PART ONE: “psychotic” “delusional” “manic” “depressed” “schizophrenic” are words that have the potential to create a singular identity for clients and which also create a singular identity and role for providers. 
Intersectionality and socially just principles and resources. 
Deconstructing, from a critical social work and peer informed perspective, the limitations of an “illness” model. These limitations affect both clients and providers/helpers. 
Re-considering the assumptions and professional skills that are suggested for work with people who have a variety of lived experiences. 
How systems can teach clients and providers to give away their power, rights, and confidence. 
Client/peer stories about how diagnoses are helpful and not helpful. 
Anti-pathologizing and liberating practices from a national and international perspective. 
PART TWO: “There are rainbows coming from your forehead.” 
Working with the fearful voices inside our minds, the ones that make us ask “but what about medications? What about positive and negative symptoms?

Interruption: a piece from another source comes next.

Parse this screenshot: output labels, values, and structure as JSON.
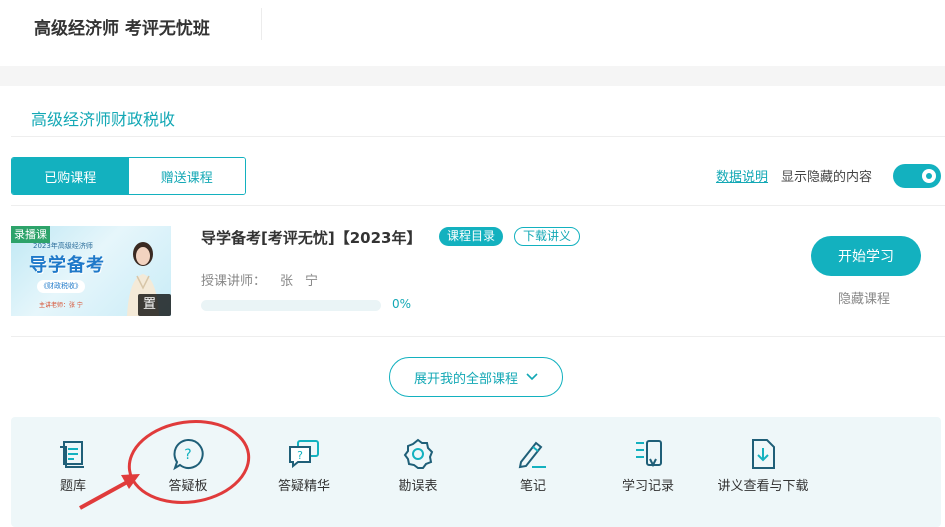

What about not reinforcing delusions?” “Will I make the psychiatrist mad?” “The landlord just gave them an eviction notice for setting a fire in their kitchen” “They told me I am an owl.”
In this section you will learn how to:
Listen to understand when someone is saying things that are not evident to you or which are not assigned to consensus reality. 
Engage others with curiosity, collaborative practice, humility, and honesty. 
Find the lost hopes, dreams and disappointments that could lead to an opportunity for clients to do something they thought they couldn’t do. 
Harvest existing knowledge. Your clients know a lot about you and treatment before they meet you. You may be the 50th provider they’ve had. Trauma, incarceration, and institutionalization bring trauma but also bring some important experiences and resources to the therapeutic setting. “I learned DBT when I was in rehab. I’ve taken the course 5 times!” “I took Seeking Safety in prison and then I taught it.”
How to honor individual safety needs. “A big group from Safeway followed me here. Can we close the blinds?” “My cell was this size of a room. Can you leave the door open a crack?”
Using collaborative skills and advocacy with clients who interact with psychiatric providers, primary care, public housing and Social Security. Leveraging client and provider knowledge about resources and rights. 
How to be brave when challenging the status quo with or for clients.


Kate Davis, LCSW

I received my Bachelor of Arts degree from University of Oregon, majoring in Human Services. I received my Master of Social Work degree from Portland State University in 2000, and have been a Licensed Clinical Social Worker (LCSW) in the state of Oregon since 2008. I have worked in various community mental health settings for 40 years. Until 2020, I was on the faculty of Portland State’s Graduate School of Social Work, where I taught clinical social work courses and advised practicum students. I have been training and offering clinical consultation to local and State agencies for over two decades.
Currently, my heart lies in working with individuals who don’t feel at home with themselves for any reason, whether as a result of chronic trauma exposure or changes in circumstances. Trauma, social marginalization, and internalized stigma creates distress that makes life feel difficult and almost too much to bear. It can get better!
My passion lies in providing authentic, personalized, and collaborative care. My clients say they like me as a therapist because I’m direct in a kind way, we laugh together, and they feel understood. We agree that the best parts are when change starts to happen; we see it and we celebrate.



To Register, please click below

If you have any questions please contact Tess Fowler at or call me at 503-802-0299